…AND PRYOR WON

February 2014: President Obama Dropped Proposal To Cut Social Security Benefits After Senator Pryor Opposed The Cuts. “President Barack Obama on Thursday dropped a measure to trim cost-of-living increases in Social Security from an upcoming budget proposal in an election-year move that may insulate fellow Democrats facing heat from senior voters … Sen. Mark Pryor, an Arkansas Democrat facing a tough re-election fight this year, said he had fought against the president’s proposal. ‘With over 400,000 seniors in our state relying on these earned benefits, I’m glad the president heeded my call and withdrew his reckless proposal,’ he said.” [Newsmax, 2/20/14]

PRYOR INTRODUCED THE MEDICARE PROTECTION ACT

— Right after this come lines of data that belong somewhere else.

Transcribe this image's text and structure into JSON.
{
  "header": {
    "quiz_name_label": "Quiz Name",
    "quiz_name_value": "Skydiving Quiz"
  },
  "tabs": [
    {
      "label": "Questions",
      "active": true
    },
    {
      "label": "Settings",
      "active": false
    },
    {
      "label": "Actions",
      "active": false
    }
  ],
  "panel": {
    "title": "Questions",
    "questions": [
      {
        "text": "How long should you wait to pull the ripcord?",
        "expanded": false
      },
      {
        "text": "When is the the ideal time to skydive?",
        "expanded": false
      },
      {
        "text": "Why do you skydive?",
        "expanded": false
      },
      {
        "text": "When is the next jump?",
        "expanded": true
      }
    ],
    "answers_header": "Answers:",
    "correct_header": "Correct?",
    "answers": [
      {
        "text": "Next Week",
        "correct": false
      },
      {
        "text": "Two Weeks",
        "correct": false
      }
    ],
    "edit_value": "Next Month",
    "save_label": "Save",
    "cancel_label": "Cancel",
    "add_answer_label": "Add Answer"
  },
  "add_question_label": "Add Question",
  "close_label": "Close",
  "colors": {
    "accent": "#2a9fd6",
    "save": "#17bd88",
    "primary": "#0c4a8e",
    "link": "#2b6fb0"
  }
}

Pryor Introduced The Medicare Protection Act To Block Politicians From Raising Eligibility Age And Cutting Benefits. In March 2014, Pryor sponsored a bill that expresses the sense of the Senate that: (1) the eligibility age under title XVIII (Medicare) of the Social Security Act should not be increased, and (2) the Medicare program should not be privatized or turned into a voucher system. The legislation also amends the Congressional Budget and Impoundment Control Act of 1974, with respect to extraneous matter in reconciliation legislation, to require a provision to be considered extraneous if it eliminates or reduces guaranteed benefits for individuals entitled to, or enrolled for, benefits under Medicare or restricts the eligibility for such program. (Thus subjects such a provision to a point of order and stricken from the bill.) [S.2087, introduced 4/6/14]